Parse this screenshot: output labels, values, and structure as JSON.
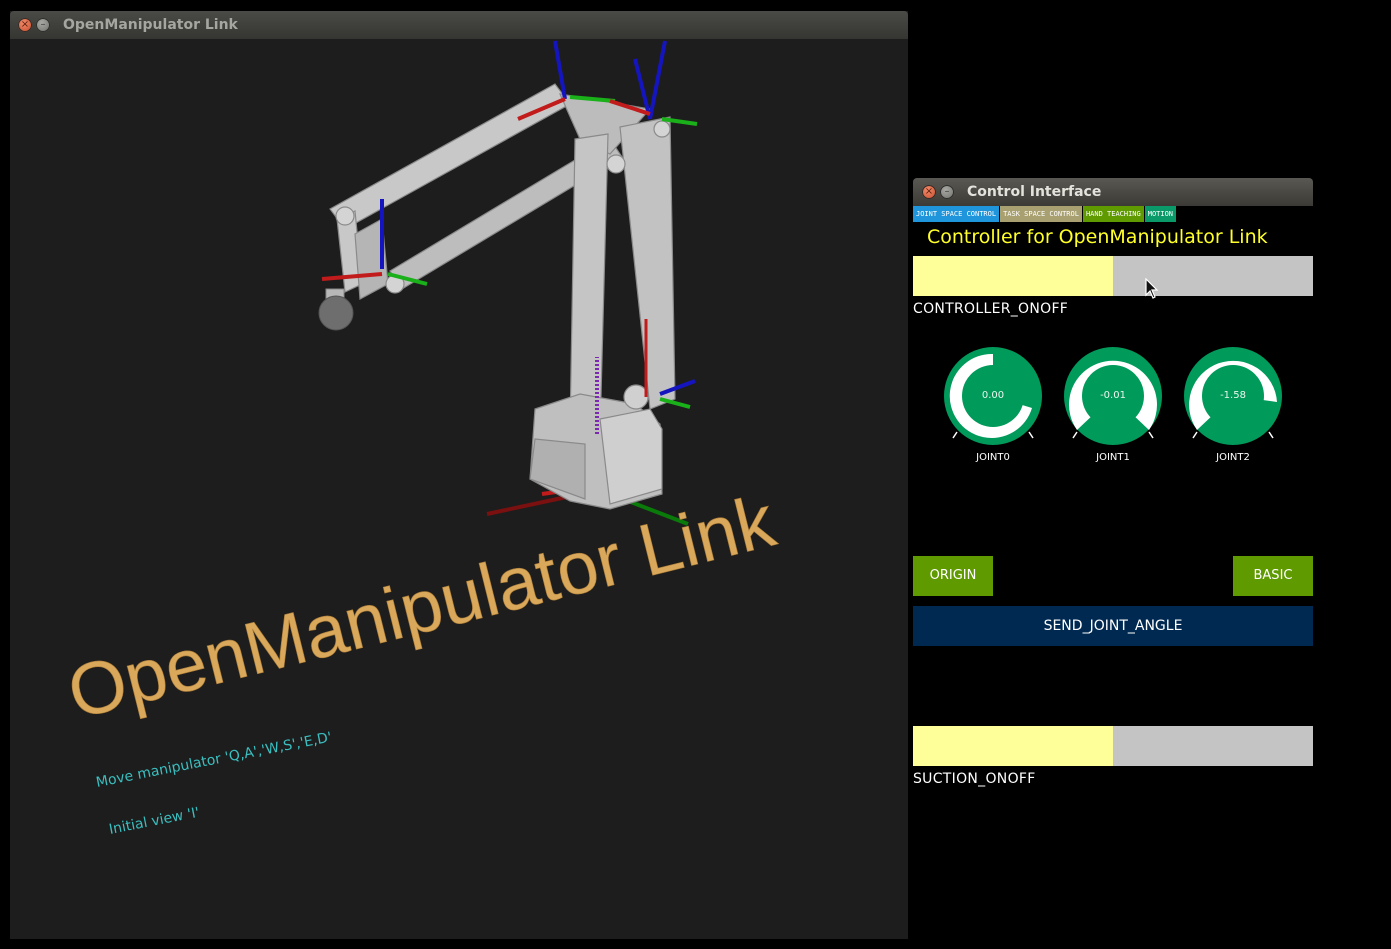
{
  "viewer": {
    "window_title": "OpenManipulator Link",
    "scene_title": "OpenManipulator Link",
    "hints": [
      "Move manipulator 'Q,A','W,S','E,D'",
      "Initial view 'I'"
    ],
    "text_color": "#d9a85a",
    "hint_color": "#3bbfc0"
  },
  "control": {
    "window_title": "Control Interface",
    "tabs": [
      {
        "label": "JOINT SPACE CONTROL",
        "color": "#1f96dc"
      },
      {
        "label": "TASK SPACE CONTROL",
        "color": "#a8a070"
      },
      {
        "label": "HAND TEACHING",
        "color": "#5f9a00"
      },
      {
        "label": "MOTION",
        "color": "#0a9a6a"
      }
    ],
    "heading": "Controller for OpenManipulator Link",
    "controller_toggle_label": "CONTROLLER_ONOFF",
    "knobs": [
      {
        "label": "JOINT0",
        "value": "0.00"
      },
      {
        "label": "JOINT1",
        "value": "-0.01"
      },
      {
        "label": "JOINT2",
        "value": "-1.58"
      }
    ],
    "origin_label": "ORIGIN",
    "basic_label": "BASIC",
    "send_label": "SEND_JOINT_ANGLE",
    "suction_toggle_label": "SUCTION_ONOFF",
    "knob_color": "#009a5a"
  }
}
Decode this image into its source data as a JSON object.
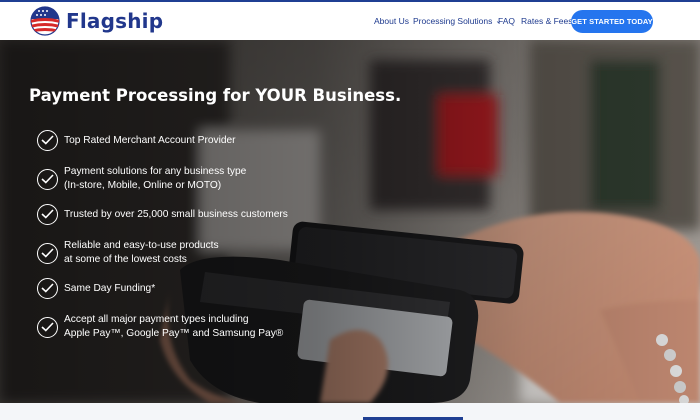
{
  "brand": {
    "name": "Flagship",
    "logo_icon": "flag-globe-icon",
    "colors": {
      "navy": "#21378c",
      "accent": "#2575ee",
      "red": "#d62a2a"
    }
  },
  "nav": {
    "items": [
      {
        "label": "About Us"
      },
      {
        "label": "Processing Solutions",
        "has_dropdown": true,
        "icon": "chevron-down-icon"
      },
      {
        "label": "FAQ"
      },
      {
        "label": "Rates & Fees"
      }
    ],
    "cta_label": "GET STARTED TODAY"
  },
  "hero": {
    "title": "Payment Processing for YOUR Business.",
    "features": [
      {
        "lines": [
          "Top Rated Merchant Account Provider"
        ],
        "icon": "check-circle-icon"
      },
      {
        "lines": [
          "Payment solutions for any business type",
          "(In-store, Mobile, Online or MOTO)"
        ],
        "icon": "check-circle-icon"
      },
      {
        "lines": [
          "Trusted by over 25,000 small business customers"
        ],
        "icon": "check-circle-icon"
      },
      {
        "lines": [
          "Reliable and easy-to-use products",
          "at some of the lowest costs"
        ],
        "icon": "check-circle-icon"
      },
      {
        "lines": [
          "Same Day Funding*"
        ],
        "icon": "check-circle-icon"
      },
      {
        "lines": [
          "Accept all major payment types including",
          "Apple Pay™, Google Pay™ and Samsung Pay®"
        ],
        "icon": "check-circle-icon"
      }
    ]
  }
}
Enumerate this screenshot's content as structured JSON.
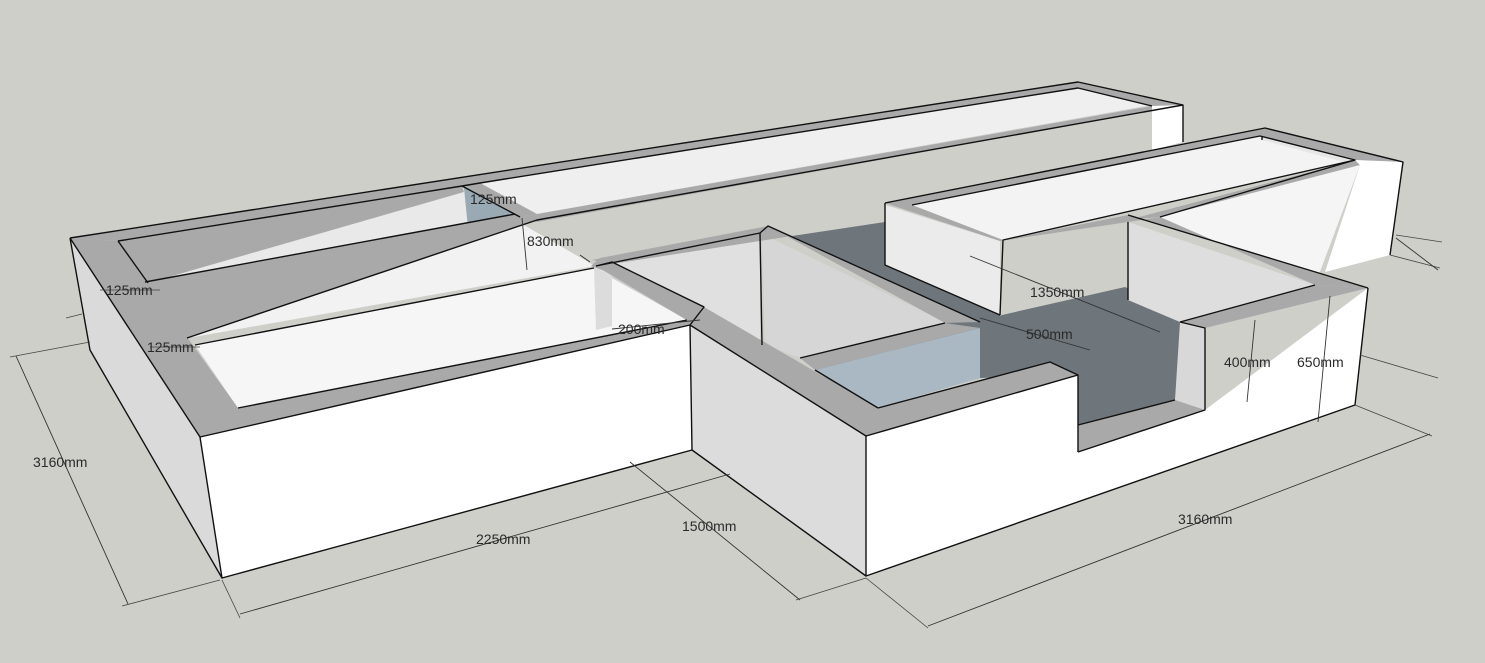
{
  "dimensions": {
    "width_left": "3160mm",
    "length_front_left": "2250mm",
    "depth_step": "1500mm",
    "width_right": "3160mm",
    "wall_thickness_top": "125mm",
    "wall_thickness_side_1": "125mm",
    "wall_thickness_side_2": "125mm",
    "inner_gap": "830mm",
    "wall_200": "200mm",
    "bay_width": "1350mm",
    "bay_depth": "500mm",
    "step_height": "400mm",
    "wall_height": "650mm"
  },
  "colors": {
    "background": "#cfcfca",
    "face_light": "#ffffff",
    "face_side": "#d8d8d8",
    "wall_top": "#a9a9a9",
    "floor_dark": "#6e757b",
    "floor_blue": "#a9b8c2"
  }
}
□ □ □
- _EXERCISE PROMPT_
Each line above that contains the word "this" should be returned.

- _EXERCISE RESPONSE_
Parse this screenshot: output labels, values, and structure as JSON.
Decode this image into its source data as a JSON object.
Enumerate this screenshot's content as structured JSON.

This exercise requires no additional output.